→ **How to complete this task**
Repeat the records in full. No pictures belong in the copy.
········
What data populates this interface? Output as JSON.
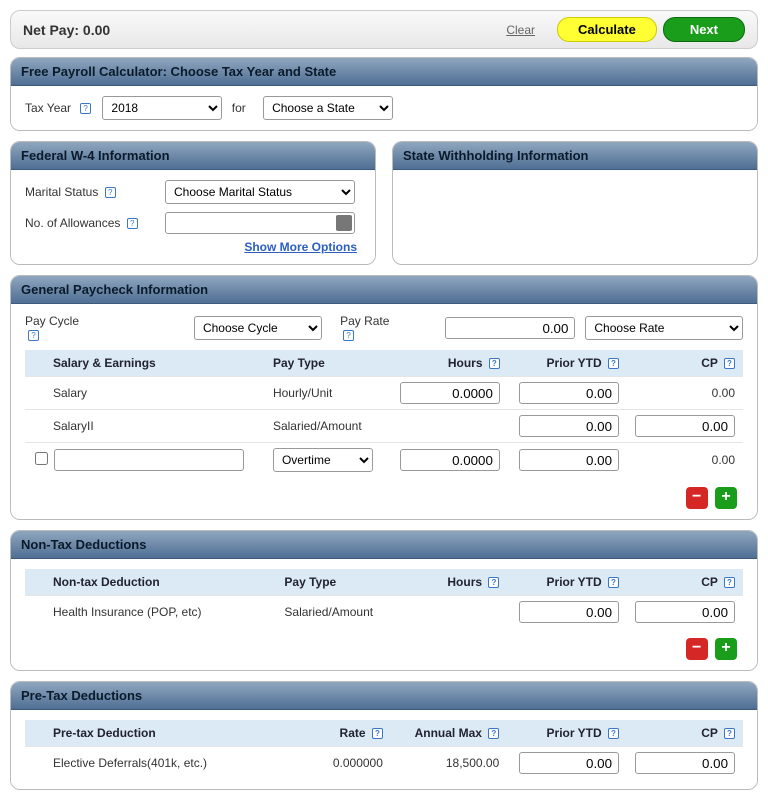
{
  "top": {
    "netpay_label": "Net Pay: 0.00",
    "clear": "Clear",
    "calculate": "Calculate",
    "next": "Next"
  },
  "taxyear": {
    "title": "Free Payroll Calculator: Choose Tax Year and State",
    "tax_year_label": "Tax Year",
    "tax_year_value": "2018",
    "for_label": "for",
    "state_value": "Choose a State"
  },
  "w4": {
    "title": "Federal W-4 Information",
    "marital_label": "Marital Status",
    "marital_value": "Choose Marital Status",
    "allow_label": "No. of Allowances",
    "more": "Show More Options"
  },
  "stateinfo": {
    "title": "State Withholding Information"
  },
  "paycheck": {
    "title": "General Paycheck Information",
    "paycycle_label": "Pay Cycle",
    "paycycle_value": "Choose Cycle",
    "payrate_label": "Pay Rate",
    "payrate_value": "0.00",
    "payrate_unit": "Choose Rate",
    "cols": {
      "c1": "Salary & Earnings",
      "c2": "Pay Type",
      "c3": "Hours",
      "c4": "Prior YTD",
      "c5": "CP"
    },
    "rows": [
      {
        "name": "Salary",
        "paytype": "Hourly/Unit",
        "hours": "0.0000",
        "ytd": "0.00",
        "cp": "0.00",
        "hours_input": true,
        "ytd_input": true,
        "cp_input": false
      },
      {
        "name": "SalaryII",
        "paytype": "Salaried/Amount",
        "hours": "",
        "ytd": "0.00",
        "cp": "0.00",
        "hours_input": false,
        "ytd_input": true,
        "cp_input": true
      }
    ],
    "custom": {
      "paytype_value": "Overtime",
      "hours": "0.0000",
      "ytd": "0.00",
      "cp": "0.00"
    }
  },
  "nontax": {
    "title": "Non-Tax Deductions",
    "cols": {
      "c1": "Non-tax Deduction",
      "c2": "Pay Type",
      "c3": "Hours",
      "c4": "Prior YTD",
      "c5": "CP"
    },
    "row": {
      "name": "Health Insurance (POP, etc)",
      "paytype": "Salaried/Amount",
      "ytd": "0.00",
      "cp": "0.00"
    }
  },
  "pretax": {
    "title": "Pre-Tax Deductions",
    "cols": {
      "c1": "Pre-tax Deduction",
      "c2": "Rate",
      "c3": "Annual Max",
      "c4": "Prior YTD",
      "c5": "CP"
    },
    "row": {
      "name": "Elective Deferrals(401k, etc.)",
      "rate": "0.000000",
      "max": "18,500.00",
      "ytd": "0.00",
      "cp": "0.00"
    }
  }
}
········
→ **Your solution**
What data populates this interface? Output as JSON.
{
  "top": {
    "netpay_label": "Net Pay: 0.00",
    "clear": "Clear",
    "calculate": "Calculate",
    "next": "Next"
  },
  "taxyear": {
    "title": "Free Payroll Calculator: Choose Tax Year and State",
    "tax_year_label": "Tax Year",
    "tax_year_value": "2018",
    "for_label": "for",
    "state_value": "Choose a State"
  },
  "w4": {
    "title": "Federal W-4 Information",
    "marital_label": "Marital Status",
    "marital_value": "Choose Marital Status",
    "allow_label": "No. of Allowances",
    "more": "Show More Options"
  },
  "stateinfo": {
    "title": "State Withholding Information"
  },
  "paycheck": {
    "title": "General Paycheck Information",
    "paycycle_label": "Pay Cycle",
    "paycycle_value": "Choose Cycle",
    "payrate_label": "Pay Rate",
    "payrate_value": "0.00",
    "payrate_unit": "Choose Rate",
    "cols": {
      "c1": "Salary & Earnings",
      "c2": "Pay Type",
      "c3": "Hours",
      "c4": "Prior YTD",
      "c5": "CP"
    },
    "rows": [
      {
        "name": "Salary",
        "paytype": "Hourly/Unit",
        "hours": "0.0000",
        "ytd": "0.00",
        "cp": "0.00",
        "hours_input": true,
        "ytd_input": true,
        "cp_input": false
      },
      {
        "name": "SalaryII",
        "paytype": "Salaried/Amount",
        "hours": "",
        "ytd": "0.00",
        "cp": "0.00",
        "hours_input": false,
        "ytd_input": true,
        "cp_input": true
      }
    ],
    "custom": {
      "paytype_value": "Overtime",
      "hours": "0.0000",
      "ytd": "0.00",
      "cp": "0.00"
    }
  },
  "nontax": {
    "title": "Non-Tax Deductions",
    "cols": {
      "c1": "Non-tax Deduction",
      "c2": "Pay Type",
      "c3": "Hours",
      "c4": "Prior YTD",
      "c5": "CP"
    },
    "row": {
      "name": "Health Insurance (POP, etc)",
      "paytype": "Salaried/Amount",
      "ytd": "0.00",
      "cp": "0.00"
    }
  },
  "pretax": {
    "title": "Pre-Tax Deductions",
    "cols": {
      "c1": "Pre-tax Deduction",
      "c2": "Rate",
      "c3": "Annual Max",
      "c4": "Prior YTD",
      "c5": "CP"
    },
    "row": {
      "name": "Elective Deferrals(401k, etc.)",
      "rate": "0.000000",
      "max": "18,500.00",
      "ytd": "0.00",
      "cp": "0.00"
    }
  }
}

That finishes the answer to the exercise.